▶ [Aim of the exercise]
Set every entry down again precisely.
Start of Material provided
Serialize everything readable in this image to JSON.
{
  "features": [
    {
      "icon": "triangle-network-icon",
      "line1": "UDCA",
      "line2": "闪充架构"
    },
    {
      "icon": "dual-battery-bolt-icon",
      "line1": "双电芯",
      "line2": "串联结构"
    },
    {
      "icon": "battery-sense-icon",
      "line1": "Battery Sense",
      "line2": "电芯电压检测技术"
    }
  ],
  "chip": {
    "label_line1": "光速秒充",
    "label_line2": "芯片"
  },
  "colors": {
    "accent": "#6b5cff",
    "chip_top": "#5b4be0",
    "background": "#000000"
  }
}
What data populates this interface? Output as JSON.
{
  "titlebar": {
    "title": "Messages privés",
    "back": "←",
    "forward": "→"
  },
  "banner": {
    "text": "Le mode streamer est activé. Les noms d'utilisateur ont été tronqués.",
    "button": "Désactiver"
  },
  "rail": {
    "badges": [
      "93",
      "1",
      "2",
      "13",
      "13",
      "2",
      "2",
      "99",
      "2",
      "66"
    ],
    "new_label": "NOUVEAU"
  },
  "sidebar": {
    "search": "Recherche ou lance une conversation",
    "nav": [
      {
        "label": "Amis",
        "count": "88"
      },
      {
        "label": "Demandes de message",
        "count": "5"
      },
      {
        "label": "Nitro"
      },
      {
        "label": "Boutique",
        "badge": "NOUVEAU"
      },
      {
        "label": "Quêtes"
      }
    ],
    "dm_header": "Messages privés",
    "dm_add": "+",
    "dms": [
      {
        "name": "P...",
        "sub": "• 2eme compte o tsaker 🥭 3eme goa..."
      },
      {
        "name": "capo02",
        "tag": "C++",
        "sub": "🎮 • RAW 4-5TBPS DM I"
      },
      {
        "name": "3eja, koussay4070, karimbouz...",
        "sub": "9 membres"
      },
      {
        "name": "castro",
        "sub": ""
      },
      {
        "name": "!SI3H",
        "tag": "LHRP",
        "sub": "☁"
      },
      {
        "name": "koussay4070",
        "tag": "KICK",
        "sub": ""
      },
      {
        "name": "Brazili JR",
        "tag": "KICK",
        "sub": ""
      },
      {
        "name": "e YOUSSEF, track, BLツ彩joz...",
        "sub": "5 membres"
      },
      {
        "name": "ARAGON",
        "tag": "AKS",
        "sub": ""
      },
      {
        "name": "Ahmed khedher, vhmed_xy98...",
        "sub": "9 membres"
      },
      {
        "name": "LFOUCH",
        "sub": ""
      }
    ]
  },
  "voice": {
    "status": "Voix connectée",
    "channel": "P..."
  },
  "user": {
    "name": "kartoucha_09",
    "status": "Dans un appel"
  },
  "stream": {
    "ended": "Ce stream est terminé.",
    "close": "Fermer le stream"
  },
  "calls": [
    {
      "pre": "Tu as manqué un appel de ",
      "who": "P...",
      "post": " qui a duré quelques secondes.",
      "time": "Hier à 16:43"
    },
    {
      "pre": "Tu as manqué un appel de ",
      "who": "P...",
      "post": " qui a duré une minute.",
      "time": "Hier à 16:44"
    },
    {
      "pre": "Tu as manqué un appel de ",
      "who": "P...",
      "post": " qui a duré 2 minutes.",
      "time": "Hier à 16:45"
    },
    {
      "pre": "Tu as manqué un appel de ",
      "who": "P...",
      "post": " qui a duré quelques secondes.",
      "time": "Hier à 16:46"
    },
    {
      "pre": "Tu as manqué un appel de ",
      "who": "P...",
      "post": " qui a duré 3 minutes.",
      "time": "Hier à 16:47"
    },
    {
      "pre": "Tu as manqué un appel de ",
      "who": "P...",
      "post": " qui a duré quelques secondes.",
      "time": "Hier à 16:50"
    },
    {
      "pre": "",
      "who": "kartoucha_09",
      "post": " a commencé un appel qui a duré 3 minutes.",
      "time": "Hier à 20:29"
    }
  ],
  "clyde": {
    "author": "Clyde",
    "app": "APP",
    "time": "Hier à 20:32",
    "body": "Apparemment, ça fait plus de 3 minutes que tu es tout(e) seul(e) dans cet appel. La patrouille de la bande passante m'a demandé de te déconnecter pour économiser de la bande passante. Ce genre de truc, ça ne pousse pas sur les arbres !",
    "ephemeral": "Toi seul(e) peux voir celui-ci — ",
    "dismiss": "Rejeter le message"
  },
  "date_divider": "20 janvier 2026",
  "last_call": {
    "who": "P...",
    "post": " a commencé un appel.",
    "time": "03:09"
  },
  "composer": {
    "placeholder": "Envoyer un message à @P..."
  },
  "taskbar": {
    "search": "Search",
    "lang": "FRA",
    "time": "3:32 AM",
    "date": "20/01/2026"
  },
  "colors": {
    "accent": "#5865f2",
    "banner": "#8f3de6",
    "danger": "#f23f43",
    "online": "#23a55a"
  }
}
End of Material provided
▶ [Task response]
Serialize everything readable in this image to JSON.
{
  "features": [
    {
      "icon": "triangle-network-icon",
      "line1": "UDCA",
      "line2": "闪充架构"
    },
    {
      "icon": "dual-battery-bolt-icon",
      "line1": "双电芯",
      "line2": "串联结构"
    },
    {
      "icon": "battery-sense-icon",
      "line1": "Battery Sense",
      "line2": "电芯电压检测技术"
    }
  ],
  "chip": {
    "label_line1": "光速秒充",
    "label_line2": "芯片"
  },
  "colors": {
    "accent": "#6b5cff",
    "chip_top": "#5b4be0",
    "background": "#000000"
  }
}
What data populates this interface? Output as JSON.
{
  "titlebar": {
    "title": "Messages privés",
    "back": "←",
    "forward": "→"
  },
  "banner": {
    "text": "Le mode streamer est activé. Les noms d'utilisateur ont été tronqués.",
    "button": "Désactiver"
  },
  "rail": {
    "badges": [
      "93",
      "1",
      "2",
      "13",
      "13",
      "2",
      "2",
      "99",
      "2",
      "66"
    ],
    "new_label": "NOUVEAU"
  },
  "sidebar": {
    "search": "Recherche ou lance une conversation",
    "nav": [
      {
        "label": "Amis",
        "count": "88"
      },
      {
        "label": "Demandes de message",
        "count": "5"
      },
      {
        "label": "Nitro"
      },
      {
        "label": "Boutique",
        "badge": "NOUVEAU"
      },
      {
        "label": "Quêtes"
      }
    ],
    "dm_header": "Messages privés",
    "dm_add": "+",
    "dms": [
      {
        "name": "P...",
        "sub": "• 2eme compte o tsaker 🥭 3eme goa..."
      },
      {
        "name": "capo02",
        "tag": "C++",
        "sub": "🎮 • RAW 4-5TBPS DM I"
      },
      {
        "name": "3eja, koussay4070, karimbouz...",
        "sub": "9 membres"
      },
      {
        "name": "castro",
        "sub": ""
      },
      {
        "name": "!SI3H",
        "tag": "LHRP",
        "sub": "☁"
      },
      {
        "name": "koussay4070",
        "tag": "KICK",
        "sub": ""
      },
      {
        "name": "Brazili JR",
        "tag": "KICK",
        "sub": ""
      },
      {
        "name": "e YOUSSEF, track, BLツ彩joz...",
        "sub": "5 membres"
      },
      {
        "name": "ARAGON",
        "tag": "AKS",
        "sub": ""
      },
      {
        "name": "Ahmed khedher, vhmed_xy98...",
        "sub": "9 membres"
      },
      {
        "name": "LFOUCH",
        "sub": ""
      }
    ]
  },
  "voice": {
    "status": "Voix connectée",
    "channel": "P..."
  },
  "user": {
    "name": "kartoucha_09",
    "status": "Dans un appel"
  },
  "stream": {
    "ended": "Ce stream est terminé.",
    "close": "Fermer le stream"
  },
  "calls": [
    {
      "pre": "Tu as manqué un appel de ",
      "who": "P...",
      "post": " qui a duré quelques secondes.",
      "time": "Hier à 16:43"
    },
    {
      "pre": "Tu as manqué un appel de ",
      "who": "P...",
      "post": " qui a duré une minute.",
      "time": "Hier à 16:44"
    },
    {
      "pre": "Tu as manqué un appel de ",
      "who": "P...",
      "post": " qui a duré 2 minutes.",
      "time": "Hier à 16:45"
    },
    {
      "pre": "Tu as manqué un appel de ",
      "who": "P...",
      "post": " qui a duré quelques secondes.",
      "time": "Hier à 16:46"
    },
    {
      "pre": "Tu as manqué un appel de ",
      "who": "P...",
      "post": " qui a duré 3 minutes.",
      "time": "Hier à 16:47"
    },
    {
      "pre": "Tu as manqué un appel de ",
      "who": "P...",
      "post": " qui a duré quelques secondes.",
      "time": "Hier à 16:50"
    },
    {
      "pre": "",
      "who": "kartoucha_09",
      "post": " a commencé un appel qui a duré 3 minutes.",
      "time": "Hier à 20:29"
    }
  ],
  "clyde": {
    "author": "Clyde",
    "app": "APP",
    "time": "Hier à 20:32",
    "body": "Apparemment, ça fait plus de 3 minutes que tu es tout(e) seul(e) dans cet appel. La patrouille de la bande passante m'a demandé de te déconnecter pour économiser de la bande passante. Ce genre de truc, ça ne pousse pas sur les arbres !",
    "ephemeral": "Toi seul(e) peux voir celui-ci — ",
    "dismiss": "Rejeter le message"
  },
  "date_divider": "20 janvier 2026",
  "last_call": {
    "who": "P...",
    "post": " a commencé un appel.",
    "time": "03:09"
  },
  "composer": {
    "placeholder": "Envoyer un message à @P..."
  },
  "taskbar": {
    "search": "Search",
    "lang": "FRA",
    "time": "3:32 AM",
    "date": "20/01/2026"
  },
  "colors": {
    "accent": "#5865f2",
    "banner": "#8f3de6",
    "danger": "#f23f43",
    "online": "#23a55a"
  }
}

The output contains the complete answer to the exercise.